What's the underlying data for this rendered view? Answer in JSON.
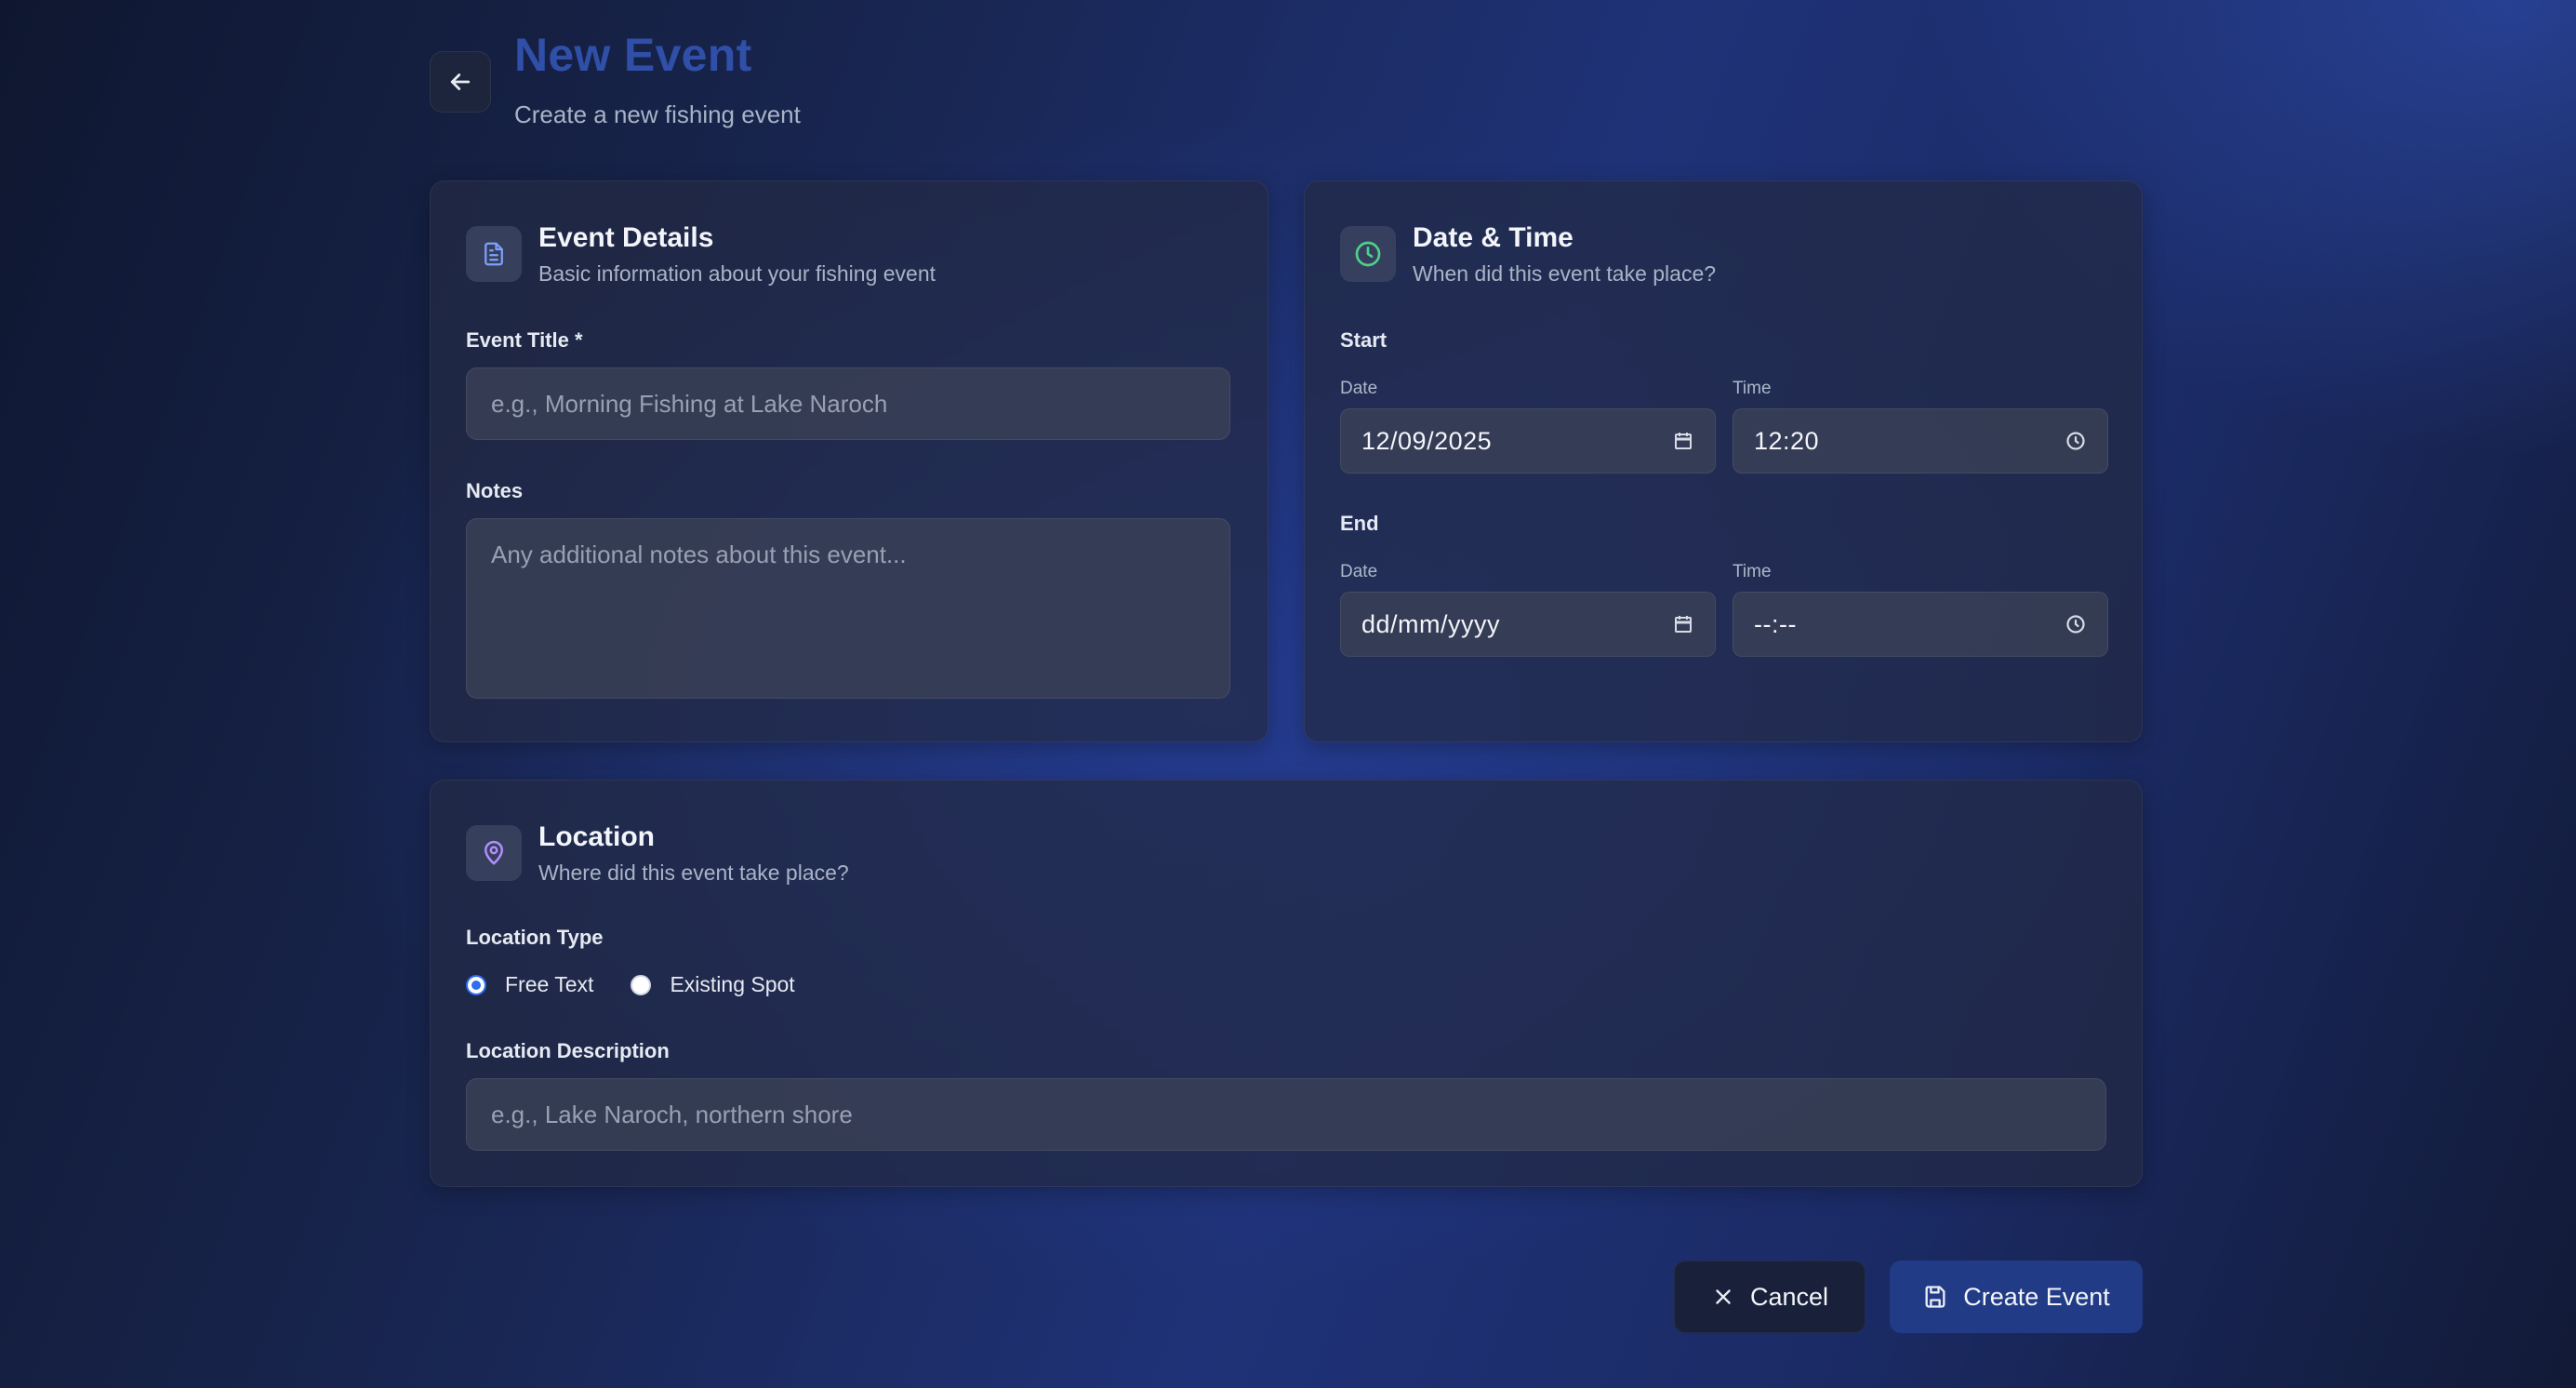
{
  "header": {
    "title": "New Event",
    "subtitle": "Create a new fishing event"
  },
  "event_details": {
    "title": "Event Details",
    "subtitle": "Basic information about your fishing event",
    "title_label": "Event Title *",
    "title_placeholder": "e.g., Morning Fishing at Lake Naroch",
    "notes_label": "Notes",
    "notes_placeholder": "Any additional notes about this event..."
  },
  "date_time": {
    "title": "Date & Time",
    "subtitle": "When did this event take place?",
    "start_label": "Start",
    "end_label": "End",
    "date_label": "Date",
    "time_label": "Time",
    "start_date": "12/09/2025",
    "start_time": "12:20",
    "end_date": "dd/mm/yyyy",
    "end_time": "--:--"
  },
  "location": {
    "title": "Location",
    "subtitle": "Where did this event take place?",
    "type_label": "Location Type",
    "options": [
      "Free Text",
      "Existing Spot"
    ],
    "selected": "Free Text",
    "description_label": "Location Description",
    "description_placeholder": "e.g., Lake Naroch, northern shore"
  },
  "actions": {
    "cancel": "Cancel",
    "create": "Create Event"
  },
  "icons": {
    "back": "arrow-left-icon",
    "details": "document-icon",
    "datetime": "clock-icon",
    "location": "map-pin-icon",
    "calendar": "calendar-icon",
    "time": "clock-icon",
    "cancel": "close-icon",
    "create": "save-icon"
  },
  "colors": {
    "title_accent": "#2f4fa8",
    "primary_button": "#213b86",
    "details_icon": "#7da2ff",
    "datetime_icon": "#4ed18a",
    "location_icon": "#b48cff",
    "radio_selected": "#2e6cf0"
  }
}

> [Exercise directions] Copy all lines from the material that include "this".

> [Solution]
What's the underlying data for this rendered view? Answer in JSON.
    "notes_placeholder": "Any additional notes about this event..."
    "subtitle": "When did this event take place?",
    "subtitle": "Where did this event take place?",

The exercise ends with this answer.